The GPU market has changed significantly in the past 12 months, and not just because of the imminent release of DirectX 12. You’ll likely know Nvidia and AMD are both pushing their own technologies. Nvidia have G-Sync and of course hardware Physx. AMD meanwhile are pushing their Mantle API and True Audio technology, and FreeSync, which is their counter to Nvidia’s Gsync.
If you’re interested in Virtual Reality, AMD are also releasing LiquidVR SDK’s too, the technology claims to release the latency of VR hardware… then there’s Nvidia’s GameWorks technology, which will (supposedly) also be moving to virtual reality support too.
It’s tricky to ‘predict and then buy’ for the future, and despite Mantle’s very impressive performance numbers with BF4, Hardline, Dragon Age Inquisition and Thief, it’s still a work in progress. There’s also the question of how much support it’ll have once DX12 is fully launched. There’s currently a reasonable smattering of Mantle API titles, so it’s still a very nice bonus if nothing else. TrueAudio’s future is somewhat less known. Thief (for example) uses it and it does reduce CPU usage, but not enough games currently have the future to sway a decision over a graphics card.
AMD’s TressFX technology (at least currently) works on Nvidia’s cards along with AMD’s own. Unfortunately TressFX hasn’t been widely adopted yet, likely because it’s so GPU intensive. Even TressFX 2 takes a huge toll on the consoles with Tomb Raider Definitive Edition.
Meanwhile Nvidia’s G-Sync has been released and does a great job of both eliminating screen tearing and reducing latency which is associated with V-Sync enabled. Those who have used the technology are reluctant to go back to their old screens, but currently the selection of screens its available for is limited. In addition to this, it adds to the price of a new monitor. With that said, FreeSync is gaining a lot of traction in the market, and does a pretty damn similar job – and cheaper too. It’s hard to argue with “cheaper” – and it’s not as though the monitor range is poor either. As much as G-Sync is awesome, FreeSync is possibly better for the average customer, simply due to the monitors costing less.
I actually really do like Nvidia’s hardware PhysX technology, in certain games it adds a lot to the atmosphere, such as the wisps of smoke in Assassin’s Creed 4 Black Flag.
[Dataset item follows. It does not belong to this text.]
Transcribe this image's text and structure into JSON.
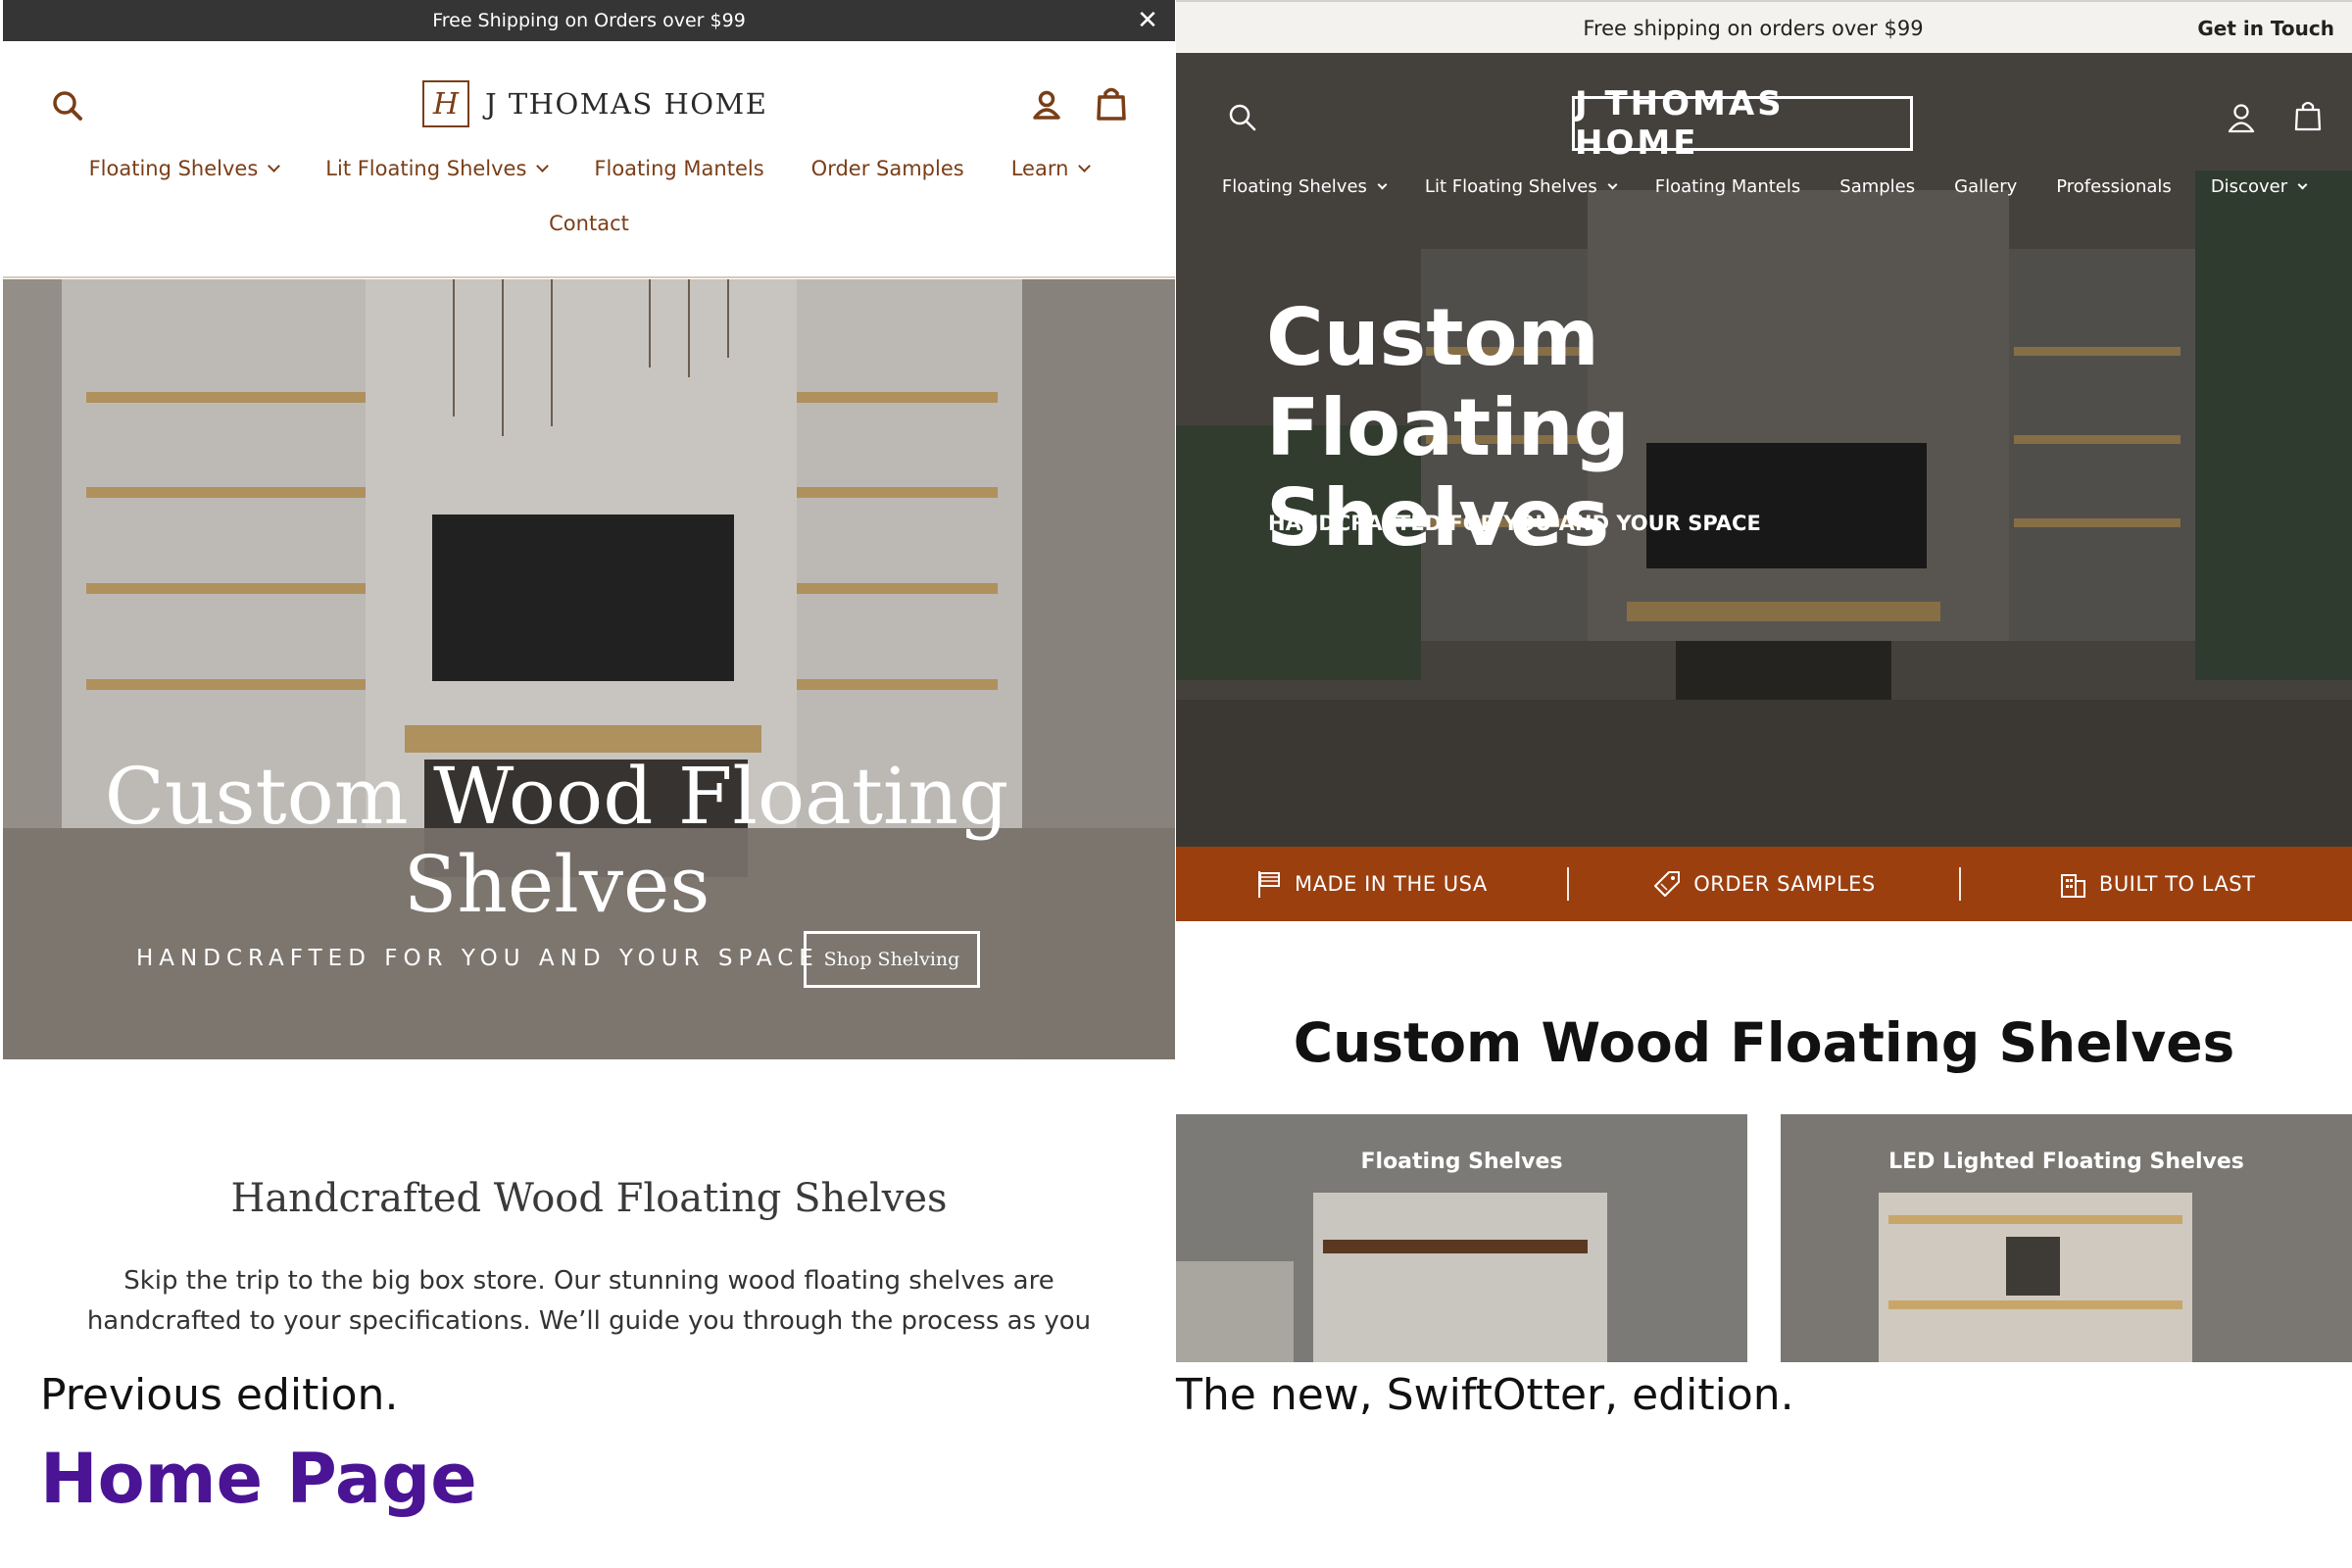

There are other effects in Metro Last Light, such as debris and dust, and so on. It’s a nice extra, and for someone like myself who regularly makes graphics comparisons it’s a nice extra. For most gamers though they’re willing to do without it.
While AMD have their Raptr application, and Nvidia their GeForce experience, tweaking your settings using these applications is a roll of the dice. For gamer’s who’ve a reasonable understanding of the basic settings, you’re better served to handle things yourself. If you do want to record your gameplay, GeForce does have Shadowplay, which I personally find quite useful. While AMD do have alternatives built in with Raptr, the technology isn’t quite so far along as ShadowPlay, thus I have to give the subtle nod to Nvidia on this point.
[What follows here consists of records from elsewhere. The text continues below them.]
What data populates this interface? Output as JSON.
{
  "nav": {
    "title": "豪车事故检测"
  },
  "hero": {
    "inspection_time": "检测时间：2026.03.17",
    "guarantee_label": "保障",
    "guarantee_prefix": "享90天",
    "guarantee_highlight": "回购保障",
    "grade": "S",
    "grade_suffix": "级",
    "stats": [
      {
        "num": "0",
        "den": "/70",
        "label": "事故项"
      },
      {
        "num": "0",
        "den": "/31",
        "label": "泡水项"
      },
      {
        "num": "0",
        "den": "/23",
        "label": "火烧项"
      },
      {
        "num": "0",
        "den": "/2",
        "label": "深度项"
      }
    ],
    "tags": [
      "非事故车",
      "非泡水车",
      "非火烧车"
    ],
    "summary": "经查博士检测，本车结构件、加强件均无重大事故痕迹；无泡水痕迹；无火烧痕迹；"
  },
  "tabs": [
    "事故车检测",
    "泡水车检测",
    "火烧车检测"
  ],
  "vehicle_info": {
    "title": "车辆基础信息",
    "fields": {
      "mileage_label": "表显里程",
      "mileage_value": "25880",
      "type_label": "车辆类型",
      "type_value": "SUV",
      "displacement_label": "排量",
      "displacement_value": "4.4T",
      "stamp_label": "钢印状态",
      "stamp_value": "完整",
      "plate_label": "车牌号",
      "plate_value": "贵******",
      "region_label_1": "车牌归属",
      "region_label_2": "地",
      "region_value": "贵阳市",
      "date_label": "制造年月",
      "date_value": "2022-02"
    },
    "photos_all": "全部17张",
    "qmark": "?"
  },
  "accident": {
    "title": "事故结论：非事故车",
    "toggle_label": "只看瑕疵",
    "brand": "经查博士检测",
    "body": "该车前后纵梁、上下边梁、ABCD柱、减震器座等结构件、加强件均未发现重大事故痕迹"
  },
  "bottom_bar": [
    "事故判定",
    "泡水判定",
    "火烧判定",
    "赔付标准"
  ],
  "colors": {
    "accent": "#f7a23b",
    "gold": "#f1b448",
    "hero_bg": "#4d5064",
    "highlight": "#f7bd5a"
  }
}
All in all, there’s certainly an argument of whose cards offer the best exclusive technology… but if DX12 rumors are true (and they’re unconfirmed at time of my writing this) you’ll be able to pair up an Nvidia and AMD card into the same machine and gain the benefits of both GPU’s.